The Bottom Line
- The President signed into law the Paycheck Protection Program and Health Care Enhancement Act (the PPPHCE Act), an approximately $484 economic stimulus package in response to the COVID-19 pandemic.
- The PPPHCE Act replenishes the funding for the Paycheck Protection Program (PPP) and the Economic Injury Disaster Loan Program (EIDLP) made available by the Coronavirus Aid, Relief and Economic Security Act to enable additional loans to be provided to small businesses facing economic hardship due to COVID-19.
- Small businesses should monitor the reopening of PPP and EIDLP applications and be prepared to apply as soon as possible.
President Trump signed the Paycheck Protection Program and Health Care Enhancement Act (PPPHCE Act) into law on April 24, 2020 to infuse approximately an additional $484 billion of stimulus funds into the economy in response to the coronavirus pandemic (COVID-19).
The PPPHCE Act expands upon, and replenishes the funding of, the Paycheck Protection Program (PPP) and Economic Injury Disaster Loan Program (EIDLP), which were enacted under the Coronavirus Aid, Relief and Economic Security Act (CARES Act).
Additional Funding for the PPP
The PPPHCE Act appropriates an additional $310 billion to the PPP, which includes a $60 billion set-aside for smaller lenders. Of the $60 billion allocated to smaller lenders, $30 billion is reserved for insured depository institutions and credit unions with consolidated assets of between $10 billion and $50 billion; and $30 billion is reserved for insured depository institutions and credit unions with consolidated assets of less than $10 billion and community financial institutions.
This set-aside is intended to increase funding to rural businesses, minority owned businesses and businesses in under-banked neighborhoods. The PPPHCE Act will provide many more small businesses the ability to secure PPP loans of up to $10 million that are subject to partial or full loan forgiveness.
For additional details on the PPP, see Davis+Gilbert’s prior alert.
Additional Funding for the EIDLP
The PPPHCE Act also appropriates an additional $50 billion for direct loans under the EIDLP and another $10 billion to make advance grants under the EIDLP. This additional funding will permit the Small Business Administration (SBA) to make additional Economic Injury Disaster Loans (EIDLs) of up to $2 million that include upfront grants of up to $10,000 available to small business facing financial hardship in light of COVID-19.

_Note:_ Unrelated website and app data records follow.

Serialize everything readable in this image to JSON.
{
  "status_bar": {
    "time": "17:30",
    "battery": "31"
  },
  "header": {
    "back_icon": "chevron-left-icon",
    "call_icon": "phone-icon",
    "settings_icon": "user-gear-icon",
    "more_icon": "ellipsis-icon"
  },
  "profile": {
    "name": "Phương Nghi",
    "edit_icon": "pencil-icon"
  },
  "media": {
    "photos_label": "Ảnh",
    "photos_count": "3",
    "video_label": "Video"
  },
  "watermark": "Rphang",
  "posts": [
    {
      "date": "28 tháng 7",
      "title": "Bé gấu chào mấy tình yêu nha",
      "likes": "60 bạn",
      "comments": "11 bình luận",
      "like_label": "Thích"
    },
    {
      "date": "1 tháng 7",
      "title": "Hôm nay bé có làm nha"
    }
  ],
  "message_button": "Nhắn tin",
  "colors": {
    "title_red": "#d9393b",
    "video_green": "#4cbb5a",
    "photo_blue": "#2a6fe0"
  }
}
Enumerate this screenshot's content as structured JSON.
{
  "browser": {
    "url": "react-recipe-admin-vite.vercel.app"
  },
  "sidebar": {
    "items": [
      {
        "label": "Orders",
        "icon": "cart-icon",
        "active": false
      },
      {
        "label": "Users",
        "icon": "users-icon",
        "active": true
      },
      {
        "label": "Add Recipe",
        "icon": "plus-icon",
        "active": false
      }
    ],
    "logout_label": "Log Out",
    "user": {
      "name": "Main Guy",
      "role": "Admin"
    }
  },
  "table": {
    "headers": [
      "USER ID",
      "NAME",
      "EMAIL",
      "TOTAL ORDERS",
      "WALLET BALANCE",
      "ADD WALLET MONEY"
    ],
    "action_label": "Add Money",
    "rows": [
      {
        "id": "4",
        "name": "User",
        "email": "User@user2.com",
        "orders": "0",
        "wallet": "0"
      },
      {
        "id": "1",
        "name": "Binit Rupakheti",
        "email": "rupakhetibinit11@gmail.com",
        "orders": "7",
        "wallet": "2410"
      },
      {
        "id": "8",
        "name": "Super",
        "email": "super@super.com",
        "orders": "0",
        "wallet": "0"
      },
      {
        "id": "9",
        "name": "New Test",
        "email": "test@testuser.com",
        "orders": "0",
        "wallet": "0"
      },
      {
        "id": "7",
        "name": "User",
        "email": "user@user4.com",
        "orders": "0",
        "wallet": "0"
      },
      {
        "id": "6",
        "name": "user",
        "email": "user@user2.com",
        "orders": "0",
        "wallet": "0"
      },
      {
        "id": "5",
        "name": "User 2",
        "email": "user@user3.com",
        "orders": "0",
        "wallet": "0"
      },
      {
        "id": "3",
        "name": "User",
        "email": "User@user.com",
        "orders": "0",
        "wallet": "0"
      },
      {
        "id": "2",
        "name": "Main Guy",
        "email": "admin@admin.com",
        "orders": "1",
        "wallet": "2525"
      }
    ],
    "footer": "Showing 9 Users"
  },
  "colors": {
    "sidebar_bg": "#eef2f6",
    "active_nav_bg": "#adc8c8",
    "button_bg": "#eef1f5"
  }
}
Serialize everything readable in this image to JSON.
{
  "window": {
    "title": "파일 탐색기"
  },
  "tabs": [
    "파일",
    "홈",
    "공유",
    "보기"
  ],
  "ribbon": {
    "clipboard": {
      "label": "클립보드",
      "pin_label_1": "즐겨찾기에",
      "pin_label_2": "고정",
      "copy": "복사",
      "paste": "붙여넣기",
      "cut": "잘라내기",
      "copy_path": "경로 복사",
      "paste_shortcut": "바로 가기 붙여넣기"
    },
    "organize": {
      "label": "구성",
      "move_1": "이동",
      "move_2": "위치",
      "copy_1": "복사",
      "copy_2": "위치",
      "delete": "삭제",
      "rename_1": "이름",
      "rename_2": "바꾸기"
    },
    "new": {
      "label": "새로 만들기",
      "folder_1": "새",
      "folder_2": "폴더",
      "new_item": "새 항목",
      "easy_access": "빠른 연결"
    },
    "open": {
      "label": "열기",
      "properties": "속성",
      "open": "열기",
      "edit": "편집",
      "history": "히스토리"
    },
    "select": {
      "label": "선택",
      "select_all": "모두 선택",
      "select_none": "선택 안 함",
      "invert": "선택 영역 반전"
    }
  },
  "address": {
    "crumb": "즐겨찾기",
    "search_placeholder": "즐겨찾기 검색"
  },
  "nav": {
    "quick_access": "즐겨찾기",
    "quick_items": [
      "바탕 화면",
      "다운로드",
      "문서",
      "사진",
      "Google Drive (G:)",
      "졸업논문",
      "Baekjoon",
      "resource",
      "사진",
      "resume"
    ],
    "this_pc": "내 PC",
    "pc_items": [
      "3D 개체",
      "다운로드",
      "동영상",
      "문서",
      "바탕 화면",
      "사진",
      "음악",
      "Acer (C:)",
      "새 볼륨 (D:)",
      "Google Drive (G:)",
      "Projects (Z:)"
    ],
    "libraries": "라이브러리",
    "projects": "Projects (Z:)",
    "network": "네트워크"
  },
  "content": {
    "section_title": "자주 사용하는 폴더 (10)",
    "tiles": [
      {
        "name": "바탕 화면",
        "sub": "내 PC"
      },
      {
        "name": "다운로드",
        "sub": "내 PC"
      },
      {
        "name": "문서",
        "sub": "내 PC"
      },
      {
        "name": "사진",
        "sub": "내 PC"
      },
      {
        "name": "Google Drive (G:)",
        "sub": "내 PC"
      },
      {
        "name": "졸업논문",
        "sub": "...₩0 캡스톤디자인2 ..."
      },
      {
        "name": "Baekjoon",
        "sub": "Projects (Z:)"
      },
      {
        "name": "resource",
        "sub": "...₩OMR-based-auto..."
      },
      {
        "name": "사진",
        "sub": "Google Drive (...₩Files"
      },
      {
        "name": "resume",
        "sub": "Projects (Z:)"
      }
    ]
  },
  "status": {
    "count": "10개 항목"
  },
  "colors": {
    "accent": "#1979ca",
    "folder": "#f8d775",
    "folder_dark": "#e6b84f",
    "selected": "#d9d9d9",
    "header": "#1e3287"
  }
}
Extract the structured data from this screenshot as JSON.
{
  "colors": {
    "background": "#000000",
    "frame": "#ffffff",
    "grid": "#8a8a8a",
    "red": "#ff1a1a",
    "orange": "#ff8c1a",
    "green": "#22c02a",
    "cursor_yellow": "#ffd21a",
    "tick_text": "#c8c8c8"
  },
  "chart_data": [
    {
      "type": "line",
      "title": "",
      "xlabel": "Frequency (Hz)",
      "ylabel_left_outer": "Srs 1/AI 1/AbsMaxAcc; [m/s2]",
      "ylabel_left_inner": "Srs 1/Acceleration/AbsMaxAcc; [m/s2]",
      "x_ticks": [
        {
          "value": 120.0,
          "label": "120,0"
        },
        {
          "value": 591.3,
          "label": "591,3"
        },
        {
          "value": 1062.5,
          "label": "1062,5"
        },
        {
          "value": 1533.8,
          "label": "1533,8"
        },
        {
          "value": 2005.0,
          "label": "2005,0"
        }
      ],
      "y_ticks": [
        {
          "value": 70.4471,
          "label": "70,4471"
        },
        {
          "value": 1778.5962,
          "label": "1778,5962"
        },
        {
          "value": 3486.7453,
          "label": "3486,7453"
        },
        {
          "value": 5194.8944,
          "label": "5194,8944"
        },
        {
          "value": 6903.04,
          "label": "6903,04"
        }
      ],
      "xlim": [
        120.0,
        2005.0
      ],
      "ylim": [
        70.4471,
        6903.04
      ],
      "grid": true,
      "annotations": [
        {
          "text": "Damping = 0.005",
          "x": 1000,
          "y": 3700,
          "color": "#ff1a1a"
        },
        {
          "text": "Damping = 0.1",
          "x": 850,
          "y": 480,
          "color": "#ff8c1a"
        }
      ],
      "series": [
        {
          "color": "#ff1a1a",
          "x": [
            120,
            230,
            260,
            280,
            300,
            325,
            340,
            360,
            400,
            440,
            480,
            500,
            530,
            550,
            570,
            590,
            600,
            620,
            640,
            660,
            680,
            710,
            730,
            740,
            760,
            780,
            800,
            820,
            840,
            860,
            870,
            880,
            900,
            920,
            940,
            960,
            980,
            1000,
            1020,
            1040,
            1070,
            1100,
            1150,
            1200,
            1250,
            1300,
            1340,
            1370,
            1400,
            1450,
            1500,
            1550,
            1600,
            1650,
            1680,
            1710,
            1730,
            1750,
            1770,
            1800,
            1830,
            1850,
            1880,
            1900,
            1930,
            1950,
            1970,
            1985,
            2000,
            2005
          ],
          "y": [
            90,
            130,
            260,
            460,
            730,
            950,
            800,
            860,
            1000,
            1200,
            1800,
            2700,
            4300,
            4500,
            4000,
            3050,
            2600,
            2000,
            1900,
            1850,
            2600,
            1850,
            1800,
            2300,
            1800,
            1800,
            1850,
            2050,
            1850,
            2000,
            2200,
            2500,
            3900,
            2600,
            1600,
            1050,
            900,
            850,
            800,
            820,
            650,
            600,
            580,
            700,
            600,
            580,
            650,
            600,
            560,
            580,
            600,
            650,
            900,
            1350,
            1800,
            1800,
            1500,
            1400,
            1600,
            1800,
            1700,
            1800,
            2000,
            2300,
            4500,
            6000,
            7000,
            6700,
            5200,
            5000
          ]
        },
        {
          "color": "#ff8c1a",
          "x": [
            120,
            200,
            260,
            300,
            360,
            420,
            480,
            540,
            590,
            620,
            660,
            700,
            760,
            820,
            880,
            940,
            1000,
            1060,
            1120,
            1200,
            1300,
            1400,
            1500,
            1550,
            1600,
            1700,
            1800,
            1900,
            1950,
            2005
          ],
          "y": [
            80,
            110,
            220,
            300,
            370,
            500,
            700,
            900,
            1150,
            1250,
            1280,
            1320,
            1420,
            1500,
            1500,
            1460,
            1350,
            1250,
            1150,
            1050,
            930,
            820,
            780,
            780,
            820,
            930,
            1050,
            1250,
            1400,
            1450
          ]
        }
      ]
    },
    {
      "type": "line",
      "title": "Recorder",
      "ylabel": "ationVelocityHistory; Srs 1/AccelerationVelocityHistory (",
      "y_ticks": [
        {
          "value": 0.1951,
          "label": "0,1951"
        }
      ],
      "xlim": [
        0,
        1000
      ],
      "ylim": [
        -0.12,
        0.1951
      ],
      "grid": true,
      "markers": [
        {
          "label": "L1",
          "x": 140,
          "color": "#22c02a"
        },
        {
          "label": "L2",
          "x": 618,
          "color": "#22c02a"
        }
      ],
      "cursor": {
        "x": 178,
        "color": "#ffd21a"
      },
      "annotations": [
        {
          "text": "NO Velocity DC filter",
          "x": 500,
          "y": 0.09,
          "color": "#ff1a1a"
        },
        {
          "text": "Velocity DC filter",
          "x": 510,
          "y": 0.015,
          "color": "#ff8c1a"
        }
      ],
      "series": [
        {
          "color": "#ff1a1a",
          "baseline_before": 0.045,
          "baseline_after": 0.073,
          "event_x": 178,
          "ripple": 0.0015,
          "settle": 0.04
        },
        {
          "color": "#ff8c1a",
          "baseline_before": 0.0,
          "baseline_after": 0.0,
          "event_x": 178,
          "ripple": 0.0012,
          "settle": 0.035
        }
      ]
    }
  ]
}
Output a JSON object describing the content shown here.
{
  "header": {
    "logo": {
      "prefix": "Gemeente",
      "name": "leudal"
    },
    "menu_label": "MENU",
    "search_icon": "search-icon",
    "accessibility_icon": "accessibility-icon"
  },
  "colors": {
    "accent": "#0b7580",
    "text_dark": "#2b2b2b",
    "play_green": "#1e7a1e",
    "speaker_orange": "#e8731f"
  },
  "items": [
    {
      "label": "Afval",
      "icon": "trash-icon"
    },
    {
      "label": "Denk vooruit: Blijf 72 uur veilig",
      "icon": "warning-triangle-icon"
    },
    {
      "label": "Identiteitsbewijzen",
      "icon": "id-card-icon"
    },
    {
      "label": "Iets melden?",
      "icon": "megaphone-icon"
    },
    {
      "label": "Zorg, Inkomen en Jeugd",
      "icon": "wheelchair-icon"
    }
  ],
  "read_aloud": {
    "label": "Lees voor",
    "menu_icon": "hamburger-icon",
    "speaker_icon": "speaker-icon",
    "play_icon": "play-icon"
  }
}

Additional details on EIDLs can be found here.
Public Health and Social Services Emergency Fund
Lastly, the PPPHCE Act appropriates funds to the Public Health and Social Services Emergency Fund to prevent, prepare for and respond to COVID-19. Specifically, $75 billion was allocated for reimbursement of eligible healthcare providers for healthcare related expenses or lost revenue related to COVID-19 and $25 billion was allocated to developing and expanding capacity for COVID-19 testing.
Within two weeks of the enactment of the CARES Act, the funding to support small business loans ran out and the SBA stopped accepting loan applications for the PPP and the EIDLP (statistics on PPP loans approved through April 16, 2020, including loan amounts and borrower industries, can be found here).
As a result of the additional funding provided by the PPPHCE Act, the SBA will resume accepting applications on Monday, April 27 for the PPP. When applications for EIDLs reopen, they can be found here.
To the extent a small business has a PPP application pending with a bank, it should contact its lender to determine how the lender plans to treat pending applications upon the program’s reopening. Interested small businesses that have not yet applied should begin preparing their PPP application and gathering the applicable payroll information as soon as possible, as many expect this second tranche of funding to be oversubscribed as well.
The SBA has indicated that it will continue to provide additional guidance on these programs, including addressing details of the loan forgiveness calculations.